[Web page and app entries]
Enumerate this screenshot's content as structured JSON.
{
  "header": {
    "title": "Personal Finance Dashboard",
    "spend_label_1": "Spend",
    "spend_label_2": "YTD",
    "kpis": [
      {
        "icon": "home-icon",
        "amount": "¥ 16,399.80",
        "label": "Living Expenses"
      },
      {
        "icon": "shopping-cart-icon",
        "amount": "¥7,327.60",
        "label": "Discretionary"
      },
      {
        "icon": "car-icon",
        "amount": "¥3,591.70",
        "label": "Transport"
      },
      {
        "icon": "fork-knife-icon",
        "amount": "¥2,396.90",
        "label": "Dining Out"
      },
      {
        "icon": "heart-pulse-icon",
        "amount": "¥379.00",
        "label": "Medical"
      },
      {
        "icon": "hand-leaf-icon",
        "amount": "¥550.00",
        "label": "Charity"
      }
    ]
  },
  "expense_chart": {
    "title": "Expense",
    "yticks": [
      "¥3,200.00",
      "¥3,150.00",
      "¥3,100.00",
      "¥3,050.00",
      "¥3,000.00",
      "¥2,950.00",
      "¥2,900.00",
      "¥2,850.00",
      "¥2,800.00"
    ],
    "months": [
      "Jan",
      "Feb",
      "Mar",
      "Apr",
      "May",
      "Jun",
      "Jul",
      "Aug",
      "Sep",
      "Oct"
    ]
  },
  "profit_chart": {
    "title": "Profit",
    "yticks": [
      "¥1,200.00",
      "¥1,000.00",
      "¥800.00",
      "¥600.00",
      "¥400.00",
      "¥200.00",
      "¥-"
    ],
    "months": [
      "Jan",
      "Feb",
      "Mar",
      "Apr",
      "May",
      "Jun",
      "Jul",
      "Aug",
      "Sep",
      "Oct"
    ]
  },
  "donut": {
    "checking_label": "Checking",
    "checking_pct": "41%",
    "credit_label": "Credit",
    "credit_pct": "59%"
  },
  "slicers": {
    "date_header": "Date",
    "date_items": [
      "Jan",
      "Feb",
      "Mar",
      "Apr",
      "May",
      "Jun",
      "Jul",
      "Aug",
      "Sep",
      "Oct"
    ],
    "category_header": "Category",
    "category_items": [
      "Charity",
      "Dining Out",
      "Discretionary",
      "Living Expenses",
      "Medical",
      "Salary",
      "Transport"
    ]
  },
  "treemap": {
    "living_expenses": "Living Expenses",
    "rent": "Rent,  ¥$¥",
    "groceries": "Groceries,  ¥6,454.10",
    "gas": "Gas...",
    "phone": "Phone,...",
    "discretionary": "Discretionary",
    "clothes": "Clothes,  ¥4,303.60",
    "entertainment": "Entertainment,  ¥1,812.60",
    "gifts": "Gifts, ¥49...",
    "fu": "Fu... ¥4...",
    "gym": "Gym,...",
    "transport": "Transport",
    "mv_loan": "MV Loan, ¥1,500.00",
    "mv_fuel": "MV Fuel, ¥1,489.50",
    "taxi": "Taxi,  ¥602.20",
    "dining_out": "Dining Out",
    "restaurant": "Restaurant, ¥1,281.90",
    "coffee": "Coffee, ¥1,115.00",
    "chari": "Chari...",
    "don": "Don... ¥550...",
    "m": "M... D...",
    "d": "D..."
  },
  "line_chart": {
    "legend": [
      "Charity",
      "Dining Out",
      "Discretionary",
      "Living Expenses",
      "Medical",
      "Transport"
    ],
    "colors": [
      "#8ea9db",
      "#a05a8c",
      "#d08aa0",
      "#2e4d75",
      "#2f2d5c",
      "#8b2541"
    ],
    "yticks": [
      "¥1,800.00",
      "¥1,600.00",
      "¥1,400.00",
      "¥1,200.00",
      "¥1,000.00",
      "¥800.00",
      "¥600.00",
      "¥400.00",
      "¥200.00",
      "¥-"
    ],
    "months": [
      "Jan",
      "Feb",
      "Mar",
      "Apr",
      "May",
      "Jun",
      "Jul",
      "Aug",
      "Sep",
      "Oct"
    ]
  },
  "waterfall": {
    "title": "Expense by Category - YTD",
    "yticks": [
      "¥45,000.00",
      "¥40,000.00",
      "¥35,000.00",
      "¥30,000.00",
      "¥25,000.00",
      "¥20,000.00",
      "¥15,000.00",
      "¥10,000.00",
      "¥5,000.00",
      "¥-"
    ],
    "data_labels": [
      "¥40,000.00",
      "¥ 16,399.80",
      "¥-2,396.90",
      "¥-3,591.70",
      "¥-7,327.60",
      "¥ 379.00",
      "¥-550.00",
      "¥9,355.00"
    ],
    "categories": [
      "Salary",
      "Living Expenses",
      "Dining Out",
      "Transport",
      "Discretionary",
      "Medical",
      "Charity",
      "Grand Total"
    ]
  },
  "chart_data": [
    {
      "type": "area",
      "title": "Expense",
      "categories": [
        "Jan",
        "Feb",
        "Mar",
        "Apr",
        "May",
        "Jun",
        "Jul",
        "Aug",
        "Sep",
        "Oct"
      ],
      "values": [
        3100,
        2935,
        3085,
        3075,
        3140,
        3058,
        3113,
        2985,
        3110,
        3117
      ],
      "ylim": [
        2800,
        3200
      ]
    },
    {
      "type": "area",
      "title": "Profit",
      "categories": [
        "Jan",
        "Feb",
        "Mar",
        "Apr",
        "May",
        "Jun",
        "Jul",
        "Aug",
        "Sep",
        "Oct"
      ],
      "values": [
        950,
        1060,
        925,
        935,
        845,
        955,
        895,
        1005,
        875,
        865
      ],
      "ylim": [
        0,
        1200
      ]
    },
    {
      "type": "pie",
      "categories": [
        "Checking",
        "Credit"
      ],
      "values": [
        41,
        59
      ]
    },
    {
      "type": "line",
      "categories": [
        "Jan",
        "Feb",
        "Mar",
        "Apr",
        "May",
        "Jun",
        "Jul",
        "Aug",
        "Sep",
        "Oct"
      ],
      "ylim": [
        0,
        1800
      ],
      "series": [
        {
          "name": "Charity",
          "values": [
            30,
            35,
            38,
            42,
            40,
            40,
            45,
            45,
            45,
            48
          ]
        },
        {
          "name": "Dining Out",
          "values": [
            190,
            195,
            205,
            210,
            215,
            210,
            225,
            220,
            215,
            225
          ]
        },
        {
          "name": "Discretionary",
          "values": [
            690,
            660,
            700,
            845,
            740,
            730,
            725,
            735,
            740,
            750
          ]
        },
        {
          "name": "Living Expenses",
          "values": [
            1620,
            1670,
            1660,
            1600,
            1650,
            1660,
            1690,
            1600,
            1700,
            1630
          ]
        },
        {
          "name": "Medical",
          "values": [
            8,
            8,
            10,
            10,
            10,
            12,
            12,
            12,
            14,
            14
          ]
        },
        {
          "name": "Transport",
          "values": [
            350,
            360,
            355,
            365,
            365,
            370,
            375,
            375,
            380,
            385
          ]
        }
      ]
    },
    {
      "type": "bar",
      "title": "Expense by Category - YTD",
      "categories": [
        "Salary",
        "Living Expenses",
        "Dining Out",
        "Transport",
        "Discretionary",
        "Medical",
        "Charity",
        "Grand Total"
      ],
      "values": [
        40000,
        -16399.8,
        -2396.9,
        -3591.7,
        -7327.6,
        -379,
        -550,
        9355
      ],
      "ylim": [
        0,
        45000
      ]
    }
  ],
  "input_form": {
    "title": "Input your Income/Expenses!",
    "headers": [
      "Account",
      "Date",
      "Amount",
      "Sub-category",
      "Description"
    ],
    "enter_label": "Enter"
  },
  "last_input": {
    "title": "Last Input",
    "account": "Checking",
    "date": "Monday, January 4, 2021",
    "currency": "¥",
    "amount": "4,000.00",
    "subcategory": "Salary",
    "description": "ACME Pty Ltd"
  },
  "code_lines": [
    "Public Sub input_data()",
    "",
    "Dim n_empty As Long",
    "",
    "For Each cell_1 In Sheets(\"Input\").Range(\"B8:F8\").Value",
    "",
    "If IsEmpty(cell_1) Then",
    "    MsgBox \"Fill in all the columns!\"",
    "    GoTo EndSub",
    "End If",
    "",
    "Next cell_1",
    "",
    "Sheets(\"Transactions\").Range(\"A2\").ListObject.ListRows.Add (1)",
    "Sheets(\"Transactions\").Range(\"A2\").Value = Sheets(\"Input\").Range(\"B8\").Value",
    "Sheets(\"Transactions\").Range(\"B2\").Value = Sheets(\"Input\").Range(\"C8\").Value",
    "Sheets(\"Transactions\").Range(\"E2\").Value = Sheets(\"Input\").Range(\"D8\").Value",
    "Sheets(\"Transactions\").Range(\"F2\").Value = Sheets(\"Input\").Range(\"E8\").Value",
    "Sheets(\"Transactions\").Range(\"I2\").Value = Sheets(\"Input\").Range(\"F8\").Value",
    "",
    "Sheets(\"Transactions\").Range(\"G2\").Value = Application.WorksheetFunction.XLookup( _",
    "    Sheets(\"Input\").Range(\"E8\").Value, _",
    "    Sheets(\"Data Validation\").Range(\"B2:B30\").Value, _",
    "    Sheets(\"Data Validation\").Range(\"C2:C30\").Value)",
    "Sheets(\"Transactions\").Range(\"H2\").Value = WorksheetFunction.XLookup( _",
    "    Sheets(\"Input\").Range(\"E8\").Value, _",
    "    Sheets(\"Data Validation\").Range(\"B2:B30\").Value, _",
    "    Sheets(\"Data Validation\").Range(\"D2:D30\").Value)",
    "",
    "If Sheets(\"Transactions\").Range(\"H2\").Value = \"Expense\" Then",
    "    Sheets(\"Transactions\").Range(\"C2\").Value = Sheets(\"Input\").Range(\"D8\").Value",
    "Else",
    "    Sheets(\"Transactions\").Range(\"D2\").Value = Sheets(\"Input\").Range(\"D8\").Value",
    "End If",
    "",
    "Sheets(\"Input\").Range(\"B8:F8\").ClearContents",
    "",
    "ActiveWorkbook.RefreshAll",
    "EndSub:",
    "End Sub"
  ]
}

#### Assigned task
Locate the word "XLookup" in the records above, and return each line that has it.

#### Exercise output
    "Sheets(\"Transactions\").Range(\"G2\").Value = Application.WorksheetFunction.XLookup( _",
    "Sheets(\"Transactions\").Range(\"H2\").Value = WorksheetFunction.XLookup( _",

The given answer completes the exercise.